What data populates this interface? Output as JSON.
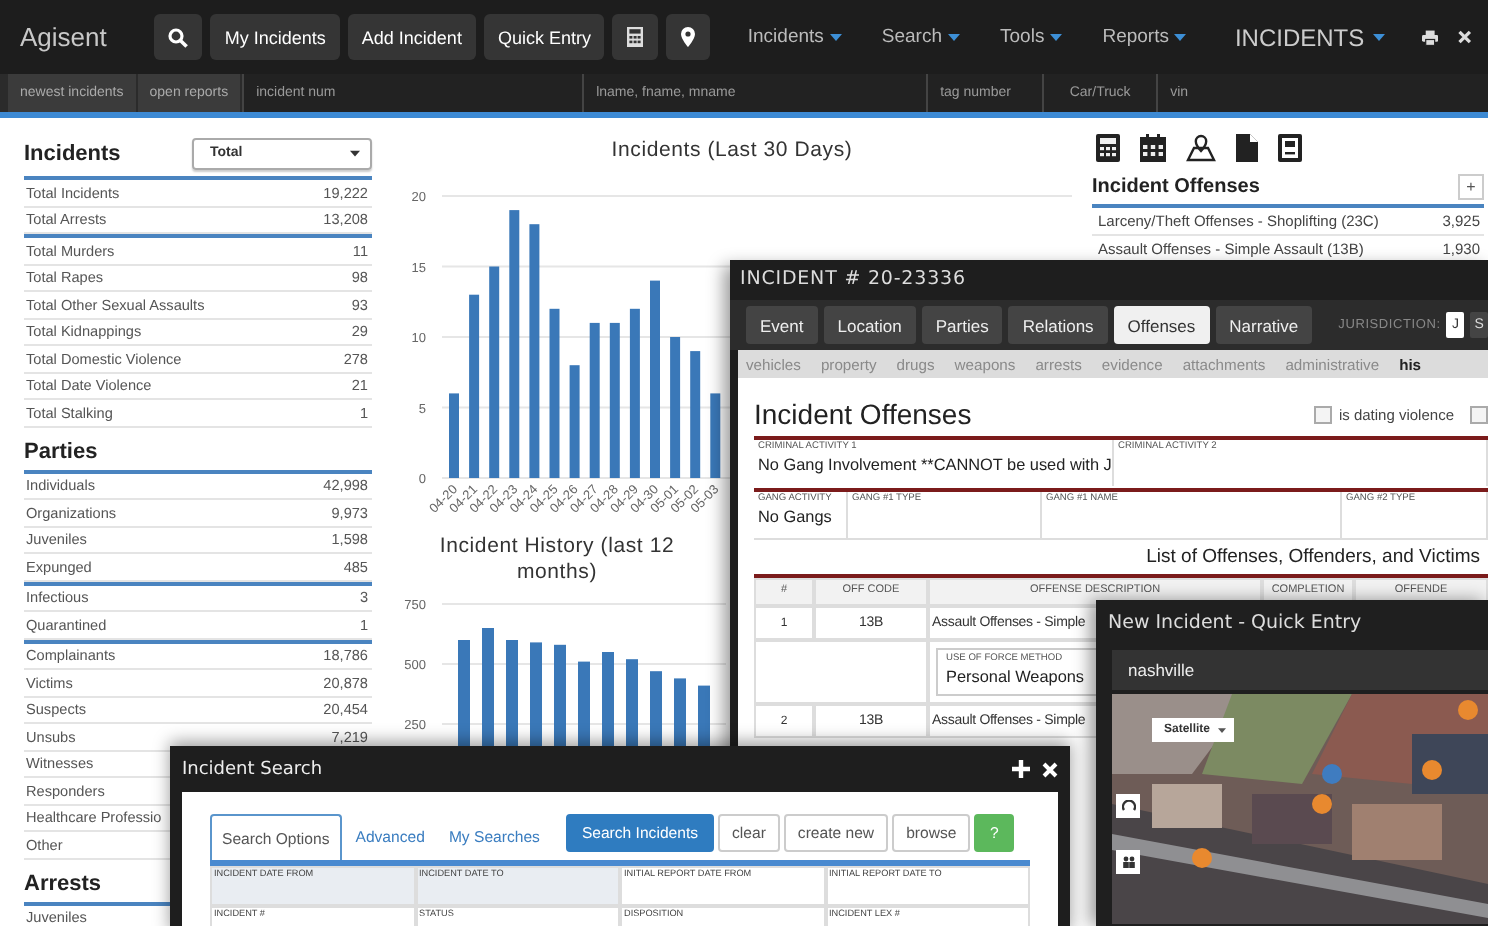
{
  "nav": {
    "logo": "Agisent",
    "buttons": [
      {
        "kind": "search"
      },
      {
        "kind": "text",
        "label": "My Incidents"
      },
      {
        "kind": "text",
        "label": "Add Incident"
      },
      {
        "kind": "text",
        "label": "Quick Entry"
      },
      {
        "kind": "calculator"
      },
      {
        "kind": "pin"
      }
    ],
    "menus": [
      "Incidents",
      "Search",
      "Tools",
      "Reports"
    ],
    "module": "INCIDENTS",
    "actions": [
      {
        "kind": "print"
      },
      {
        "kind": "close"
      }
    ]
  },
  "quick_search": {
    "buttons": [
      "newest incidents",
      "open reports"
    ],
    "fields": [
      {
        "placeholder": "incident num"
      },
      {
        "placeholder": "lname, fname, mname"
      },
      {
        "placeholder": "tag number"
      },
      {
        "placeholder": "Car/Truck"
      },
      {
        "placeholder": "vin"
      }
    ]
  },
  "sidebar": {
    "sections": [
      {
        "title": "Incidents",
        "filter": "Total",
        "groups": [
          [
            {
              "label": "Total Incidents",
              "value": "19,222"
            },
            {
              "label": "Total Arrests",
              "value": "13,208"
            }
          ],
          [
            {
              "label": "Total Murders",
              "value": "11"
            },
            {
              "label": "Total Rapes",
              "value": "98"
            },
            {
              "label": "Total Other Sexual Assaults",
              "value": "93"
            },
            {
              "label": "Total Kidnappings",
              "value": "29"
            },
            {
              "label": "Total Domestic Violence",
              "value": "278"
            },
            {
              "label": "Total Date Violence",
              "value": "21"
            },
            {
              "label": "Total Stalking",
              "value": "1"
            }
          ]
        ]
      },
      {
        "title": "Parties",
        "groups": [
          [
            {
              "label": "Individuals",
              "value": "42,998"
            },
            {
              "label": "Organizations",
              "value": "9,973"
            },
            {
              "label": "Juveniles",
              "value": "1,598"
            },
            {
              "label": "Expunged",
              "value": "485"
            }
          ],
          [
            {
              "label": "Infectious",
              "value": "3"
            },
            {
              "label": "Quarantined",
              "value": "1"
            }
          ],
          [
            {
              "label": "Complainants",
              "value": "18,786"
            },
            {
              "label": "Victims",
              "value": "20,878"
            },
            {
              "label": "Suspects",
              "value": "20,454"
            },
            {
              "label": "Unsubs",
              "value": "7,219"
            },
            {
              "label": "Witnesses"
            },
            {
              "label": "Responders"
            },
            {
              "label": "Healthcare Professio"
            },
            {
              "label": "Other"
            }
          ]
        ]
      },
      {
        "title": "Arrests",
        "groups": [
          [
            {
              "label": "Juveniles"
            }
          ]
        ]
      }
    ]
  },
  "charts": [
    {
      "chart_data": {
        "type": "bar",
        "title": "Incidents (Last 30 Days)",
        "categories": [
          "04-20",
          "04-21",
          "04-22",
          "04-23",
          "04-24",
          "04-25",
          "04-26",
          "04-27",
          "04-28",
          "04-29",
          "04-30",
          "05-01",
          "05-02",
          "05-03"
        ],
        "values": [
          6,
          13,
          15,
          19,
          18,
          12,
          8,
          11,
          11,
          12,
          14,
          10,
          9,
          6
        ],
        "yticks": [
          0,
          5,
          10,
          15,
          20
        ],
        "ylim": [
          0,
          20
        ],
        "grid": true
      }
    },
    {
      "chart_data": {
        "type": "bar",
        "title": "Incident History (last 12 months)",
        "values": [
          600,
          650,
          600,
          590,
          580,
          510,
          550,
          520,
          470,
          440,
          410
        ],
        "yticks": [
          250,
          500,
          750
        ],
        "ylim": [
          0,
          750
        ],
        "grid": true
      }
    }
  ],
  "offense_summary": {
    "toolbar": [
      {
        "kind": "calculator"
      },
      {
        "kind": "calendar"
      },
      {
        "kind": "map"
      },
      {
        "kind": "document"
      },
      {
        "kind": "report"
      }
    ],
    "title": "Incident Offenses",
    "add_label": "+",
    "rows": [
      {
        "label": "Larceny/Theft Offenses - Shoplifting (23C)",
        "value": "3,925"
      },
      {
        "label": "Assault Offenses - Simple Assault (13B)",
        "value": "1,930"
      }
    ]
  },
  "incident_window": {
    "title": "INCIDENT # 20-23336",
    "tabs": [
      {
        "label": "Event",
        "selected": false
      },
      {
        "label": "Location",
        "selected": false
      },
      {
        "label": "Parties",
        "selected": false
      },
      {
        "label": "Relations",
        "selected": false
      },
      {
        "label": "Offenses",
        "selected": true
      },
      {
        "label": "Narrative",
        "selected": false
      }
    ],
    "jurisdiction": {
      "label": "JURISDICTION:",
      "options": [
        {
          "label": "J",
          "selected": true
        },
        {
          "label": "S",
          "selected": false
        }
      ]
    },
    "subtabs": [
      {
        "label": "vehicles",
        "selected": false
      },
      {
        "label": "property",
        "selected": false
      },
      {
        "label": "drugs",
        "selected": false
      },
      {
        "label": "weapons",
        "selected": false
      },
      {
        "label": "arrests",
        "selected": false
      },
      {
        "label": "evidence",
        "selected": false
      },
      {
        "label": "attachments",
        "selected": false
      },
      {
        "label": "administrative",
        "selected": false
      },
      {
        "label": "his",
        "selected": true
      }
    ],
    "heading": "Incident Offenses",
    "checkboxes": [
      {
        "label": "is dating violence",
        "checked": false
      },
      {
        "checked": false
      }
    ],
    "field_rows": [
      [
        {
          "label": "CRIMINAL ACTIVITY 1",
          "value": "No Gang Involvement **CANNOT be used with J"
        },
        {
          "label": "CRIMINAL ACTIVITY 2"
        }
      ],
      [
        {
          "label": "GANG ACTIVITY",
          "value": "No Gangs"
        },
        {
          "label": "GANG #1 TYPE"
        },
        {
          "label": "GANG #1 NAME"
        },
        {
          "label": "GANG #2 TYPE"
        }
      ]
    ],
    "table": {
      "title": "List of Offenses, Offenders, and Victims",
      "columns": [
        "#",
        "OFF CODE",
        "OFFENSE DESCRIPTION",
        "COMPLETION",
        "OFFENDE"
      ],
      "rows": [
        {
          "kind": "offense",
          "number": "1",
          "code": "13B",
          "description": "Assault Offenses - Simple"
        },
        {
          "kind": "detail",
          "label": "USE OF FORCE METHOD",
          "value": "Personal Weapons"
        },
        {
          "kind": "offense",
          "number": "2",
          "code": "13B",
          "description": "Assault Offenses - Simple"
        }
      ]
    }
  },
  "quick_entry_window": {
    "title": "New Incident - Quick Entry",
    "location": "nashville",
    "map": {
      "kind": "picture",
      "map_type": "Satellite"
    }
  },
  "search_window": {
    "title": "Incident Search",
    "tabs": [
      {
        "label": "Search Options",
        "selected": true
      },
      {
        "label": "Advanced",
        "selected": false
      },
      {
        "label": "My Searches",
        "selected": false
      }
    ],
    "buttons": [
      {
        "kind": "primary",
        "label": "Search Incidents"
      },
      {
        "kind": "default",
        "label": "clear"
      },
      {
        "kind": "default",
        "label": "create new"
      },
      {
        "kind": "default",
        "label": "browse"
      },
      {
        "kind": "help",
        "label": "?"
      }
    ],
    "fields": [
      {
        "label": "INCIDENT DATE FROM",
        "disabled": true
      },
      {
        "label": "INCIDENT DATE TO",
        "disabled": true
      },
      {
        "label": "INITIAL REPORT DATE FROM",
        "disabled": false
      },
      {
        "label": "INITIAL REPORT DATE TO",
        "disabled": false
      },
      {
        "label": "INCIDENT #",
        "disabled": false
      },
      {
        "label": "STATUS",
        "disabled": false
      },
      {
        "label": "DISPOSITION",
        "disabled": false
      },
      {
        "label": "INCIDENT LEX #",
        "disabled": false
      }
    ]
  }
}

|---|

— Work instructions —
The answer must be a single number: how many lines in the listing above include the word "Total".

— Answer area —
10